▶ [Data about app and page elements]
-- Opening Marker --

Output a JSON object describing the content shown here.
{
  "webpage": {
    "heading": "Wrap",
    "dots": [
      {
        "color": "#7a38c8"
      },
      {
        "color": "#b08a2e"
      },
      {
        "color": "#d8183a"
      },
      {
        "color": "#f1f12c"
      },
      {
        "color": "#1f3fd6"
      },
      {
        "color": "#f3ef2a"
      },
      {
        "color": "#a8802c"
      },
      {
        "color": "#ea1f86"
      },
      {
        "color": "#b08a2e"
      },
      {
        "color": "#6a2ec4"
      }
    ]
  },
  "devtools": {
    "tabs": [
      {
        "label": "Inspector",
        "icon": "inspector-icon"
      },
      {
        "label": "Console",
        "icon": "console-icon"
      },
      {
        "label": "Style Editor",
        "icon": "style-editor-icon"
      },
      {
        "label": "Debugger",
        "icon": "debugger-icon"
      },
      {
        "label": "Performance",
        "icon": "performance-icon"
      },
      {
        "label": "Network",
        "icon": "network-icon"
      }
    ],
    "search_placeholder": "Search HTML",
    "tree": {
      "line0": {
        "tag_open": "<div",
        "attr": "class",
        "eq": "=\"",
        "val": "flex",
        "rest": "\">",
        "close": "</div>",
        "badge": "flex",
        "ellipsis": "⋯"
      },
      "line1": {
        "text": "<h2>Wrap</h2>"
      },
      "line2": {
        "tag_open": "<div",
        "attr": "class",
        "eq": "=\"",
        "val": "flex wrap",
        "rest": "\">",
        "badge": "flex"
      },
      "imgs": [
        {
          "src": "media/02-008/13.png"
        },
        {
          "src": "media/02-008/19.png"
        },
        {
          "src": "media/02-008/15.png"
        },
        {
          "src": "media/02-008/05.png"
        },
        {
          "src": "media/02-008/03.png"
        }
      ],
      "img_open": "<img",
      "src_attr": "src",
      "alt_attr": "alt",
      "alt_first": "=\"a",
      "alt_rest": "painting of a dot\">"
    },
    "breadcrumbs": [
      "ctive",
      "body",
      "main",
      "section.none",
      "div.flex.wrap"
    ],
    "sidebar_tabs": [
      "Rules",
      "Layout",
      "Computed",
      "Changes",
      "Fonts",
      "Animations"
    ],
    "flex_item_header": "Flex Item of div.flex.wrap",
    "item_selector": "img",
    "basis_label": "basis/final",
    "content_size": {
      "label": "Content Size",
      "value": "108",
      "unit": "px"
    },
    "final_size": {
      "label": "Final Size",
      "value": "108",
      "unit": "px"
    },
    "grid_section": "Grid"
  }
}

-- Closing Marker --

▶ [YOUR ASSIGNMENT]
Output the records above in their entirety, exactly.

▶ [EXERCISE RESPONSE]
Output a JSON object describing the content shown here.
{
  "webpage": {
    "heading": "Wrap",
    "dots": [
      {
        "color": "#7a38c8"
      },
      {
        "color": "#b08a2e"
      },
      {
        "color": "#d8183a"
      },
      {
        "color": "#f1f12c"
      },
      {
        "color": "#1f3fd6"
      },
      {
        "color": "#f3ef2a"
      },
      {
        "color": "#a8802c"
      },
      {
        "color": "#ea1f86"
      },
      {
        "color": "#b08a2e"
      },
      {
        "color": "#6a2ec4"
      }
    ]
  },
  "devtools": {
    "tabs": [
      {
        "label": "Inspector",
        "icon": "inspector-icon"
      },
      {
        "label": "Console",
        "icon": "console-icon"
      },
      {
        "label": "Style Editor",
        "icon": "style-editor-icon"
      },
      {
        "label": "Debugger",
        "icon": "debugger-icon"
      },
      {
        "label": "Performance",
        "icon": "performance-icon"
      },
      {
        "label": "Network",
        "icon": "network-icon"
      }
    ],
    "search_placeholder": "Search HTML",
    "tree": {
      "line0": {
        "tag_open": "<div",
        "attr": "class",
        "eq": "=\"",
        "val": "flex",
        "rest": "\">",
        "close": "</div>",
        "badge": "flex",
        "ellipsis": "⋯"
      },
      "line1": {
        "text": "<h2>Wrap</h2>"
      },
      "line2": {
        "tag_open": "<div",
        "attr": "class",
        "eq": "=\"",
        "val": "flex wrap",
        "rest": "\">",
        "badge": "flex"
      },
      "imgs": [
        {
          "src": "media/02-008/13.png"
        },
        {
          "src": "media/02-008/19.png"
        },
        {
          "src": "media/02-008/15.png"
        },
        {
          "src": "media/02-008/05.png"
        },
        {
          "src": "media/02-008/03.png"
        }
      ],
      "img_open": "<img",
      "src_attr": "src",
      "alt_attr": "alt",
      "alt_first": "=\"a",
      "alt_rest": "painting of a dot\">"
    },
    "breadcrumbs": [
      "ctive",
      "body",
      "main",
      "section.none",
      "div.flex.wrap"
    ],
    "sidebar_tabs": [
      "Rules",
      "Layout",
      "Computed",
      "Changes",
      "Fonts",
      "Animations"
    ],
    "flex_item_header": "Flex Item of div.flex.wrap",
    "item_selector": "img",
    "basis_label": "basis/final",
    "content_size": {
      "label": "Content Size",
      "value": "108",
      "unit": "px"
    },
    "final_size": {
      "label": "Final Size",
      "value": "108",
      "unit": "px"
    },
    "grid_section": "Grid"
  }
}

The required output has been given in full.